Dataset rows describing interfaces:
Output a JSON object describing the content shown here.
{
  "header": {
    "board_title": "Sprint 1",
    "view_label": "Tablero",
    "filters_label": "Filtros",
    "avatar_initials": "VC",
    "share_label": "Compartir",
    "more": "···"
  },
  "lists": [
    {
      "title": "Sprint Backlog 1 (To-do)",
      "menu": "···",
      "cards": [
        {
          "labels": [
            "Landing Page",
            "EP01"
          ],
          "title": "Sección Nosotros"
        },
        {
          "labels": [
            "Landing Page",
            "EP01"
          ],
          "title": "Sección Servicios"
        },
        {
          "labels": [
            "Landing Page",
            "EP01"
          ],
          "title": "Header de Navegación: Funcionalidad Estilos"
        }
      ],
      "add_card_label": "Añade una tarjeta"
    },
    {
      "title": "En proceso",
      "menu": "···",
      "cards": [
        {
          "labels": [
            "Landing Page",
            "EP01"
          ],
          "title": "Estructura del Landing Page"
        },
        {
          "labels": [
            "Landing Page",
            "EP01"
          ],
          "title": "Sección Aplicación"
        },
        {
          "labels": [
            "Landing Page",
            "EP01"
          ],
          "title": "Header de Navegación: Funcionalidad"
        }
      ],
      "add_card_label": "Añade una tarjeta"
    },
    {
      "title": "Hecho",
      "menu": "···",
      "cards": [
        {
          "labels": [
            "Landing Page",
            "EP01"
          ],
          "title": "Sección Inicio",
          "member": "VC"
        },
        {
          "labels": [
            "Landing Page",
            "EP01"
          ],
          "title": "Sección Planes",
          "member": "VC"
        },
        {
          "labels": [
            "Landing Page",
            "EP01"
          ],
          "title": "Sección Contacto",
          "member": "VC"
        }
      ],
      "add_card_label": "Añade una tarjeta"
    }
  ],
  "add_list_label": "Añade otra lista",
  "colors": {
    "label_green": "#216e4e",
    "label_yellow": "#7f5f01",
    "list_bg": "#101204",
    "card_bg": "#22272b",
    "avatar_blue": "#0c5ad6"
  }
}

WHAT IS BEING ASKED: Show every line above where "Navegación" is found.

EXERCISE RESPONSE:
          "title": "Header de Navegación: Funcionalidad Estilos"
          "title": "Header de Navegación: Funcionalidad"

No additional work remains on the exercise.